### Input material
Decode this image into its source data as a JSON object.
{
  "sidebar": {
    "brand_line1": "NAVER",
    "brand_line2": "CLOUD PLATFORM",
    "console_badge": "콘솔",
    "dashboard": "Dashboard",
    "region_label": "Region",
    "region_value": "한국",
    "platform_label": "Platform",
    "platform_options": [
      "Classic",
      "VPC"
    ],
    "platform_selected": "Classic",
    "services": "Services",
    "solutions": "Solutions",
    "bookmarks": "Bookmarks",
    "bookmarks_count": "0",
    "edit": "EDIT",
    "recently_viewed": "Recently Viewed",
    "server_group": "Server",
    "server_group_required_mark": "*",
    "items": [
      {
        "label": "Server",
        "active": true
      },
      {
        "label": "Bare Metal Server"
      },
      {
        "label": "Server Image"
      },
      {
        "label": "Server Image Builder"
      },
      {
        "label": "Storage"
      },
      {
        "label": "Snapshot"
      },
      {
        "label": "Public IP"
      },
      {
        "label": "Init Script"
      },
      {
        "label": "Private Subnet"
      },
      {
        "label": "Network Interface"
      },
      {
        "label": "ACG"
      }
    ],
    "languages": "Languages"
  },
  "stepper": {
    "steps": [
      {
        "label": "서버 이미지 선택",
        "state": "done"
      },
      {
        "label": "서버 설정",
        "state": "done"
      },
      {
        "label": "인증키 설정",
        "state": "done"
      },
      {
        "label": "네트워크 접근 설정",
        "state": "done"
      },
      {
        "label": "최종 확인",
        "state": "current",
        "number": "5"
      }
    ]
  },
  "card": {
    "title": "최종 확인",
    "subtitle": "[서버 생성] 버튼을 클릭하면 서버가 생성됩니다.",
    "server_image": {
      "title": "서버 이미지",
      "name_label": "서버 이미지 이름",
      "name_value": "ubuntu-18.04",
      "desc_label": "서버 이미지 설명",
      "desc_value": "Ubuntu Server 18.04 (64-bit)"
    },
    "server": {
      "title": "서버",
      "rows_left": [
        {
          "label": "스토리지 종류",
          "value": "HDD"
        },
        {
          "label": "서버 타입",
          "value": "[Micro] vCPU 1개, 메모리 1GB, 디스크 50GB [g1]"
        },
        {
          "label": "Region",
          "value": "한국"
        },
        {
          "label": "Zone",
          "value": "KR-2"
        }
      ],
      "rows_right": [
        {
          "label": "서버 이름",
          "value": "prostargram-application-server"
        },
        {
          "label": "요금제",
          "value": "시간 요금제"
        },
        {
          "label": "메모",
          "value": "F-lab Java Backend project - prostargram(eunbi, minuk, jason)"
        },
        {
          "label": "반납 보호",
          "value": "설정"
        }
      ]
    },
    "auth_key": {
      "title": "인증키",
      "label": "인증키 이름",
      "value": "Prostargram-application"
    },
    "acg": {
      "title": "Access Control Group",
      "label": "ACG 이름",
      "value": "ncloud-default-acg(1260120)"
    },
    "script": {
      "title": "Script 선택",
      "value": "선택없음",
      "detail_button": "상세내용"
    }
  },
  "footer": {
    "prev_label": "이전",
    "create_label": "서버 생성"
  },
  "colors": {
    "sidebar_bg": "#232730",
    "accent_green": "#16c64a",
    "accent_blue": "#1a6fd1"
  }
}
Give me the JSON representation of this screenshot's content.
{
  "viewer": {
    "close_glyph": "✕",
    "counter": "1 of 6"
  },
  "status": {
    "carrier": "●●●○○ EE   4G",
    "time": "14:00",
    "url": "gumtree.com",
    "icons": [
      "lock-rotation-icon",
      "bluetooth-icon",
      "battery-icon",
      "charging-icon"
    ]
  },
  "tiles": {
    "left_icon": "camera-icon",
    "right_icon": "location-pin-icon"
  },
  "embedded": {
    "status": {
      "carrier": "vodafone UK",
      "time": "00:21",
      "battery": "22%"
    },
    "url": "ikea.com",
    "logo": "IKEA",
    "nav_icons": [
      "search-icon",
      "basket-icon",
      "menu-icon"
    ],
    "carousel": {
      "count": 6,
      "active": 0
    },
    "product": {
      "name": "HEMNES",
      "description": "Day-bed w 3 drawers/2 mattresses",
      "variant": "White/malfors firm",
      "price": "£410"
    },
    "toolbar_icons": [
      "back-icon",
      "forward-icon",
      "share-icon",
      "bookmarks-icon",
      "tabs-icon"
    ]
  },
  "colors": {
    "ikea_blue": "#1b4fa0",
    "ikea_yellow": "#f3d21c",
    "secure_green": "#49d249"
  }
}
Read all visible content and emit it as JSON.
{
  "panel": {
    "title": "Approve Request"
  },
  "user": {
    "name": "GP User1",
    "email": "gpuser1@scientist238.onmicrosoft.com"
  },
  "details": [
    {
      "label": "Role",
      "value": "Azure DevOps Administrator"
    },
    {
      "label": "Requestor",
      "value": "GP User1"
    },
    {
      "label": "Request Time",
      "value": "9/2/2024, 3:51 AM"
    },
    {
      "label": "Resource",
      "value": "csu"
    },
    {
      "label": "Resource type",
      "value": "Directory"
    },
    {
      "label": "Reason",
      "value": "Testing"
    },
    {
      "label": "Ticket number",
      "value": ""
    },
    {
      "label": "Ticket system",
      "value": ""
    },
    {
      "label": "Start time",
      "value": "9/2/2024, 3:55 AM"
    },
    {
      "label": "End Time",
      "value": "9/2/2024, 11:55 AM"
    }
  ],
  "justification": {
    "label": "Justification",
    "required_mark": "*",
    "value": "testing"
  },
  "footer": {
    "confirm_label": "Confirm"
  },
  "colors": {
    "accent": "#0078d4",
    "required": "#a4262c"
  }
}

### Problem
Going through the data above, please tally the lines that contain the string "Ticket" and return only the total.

### Answer to this task
2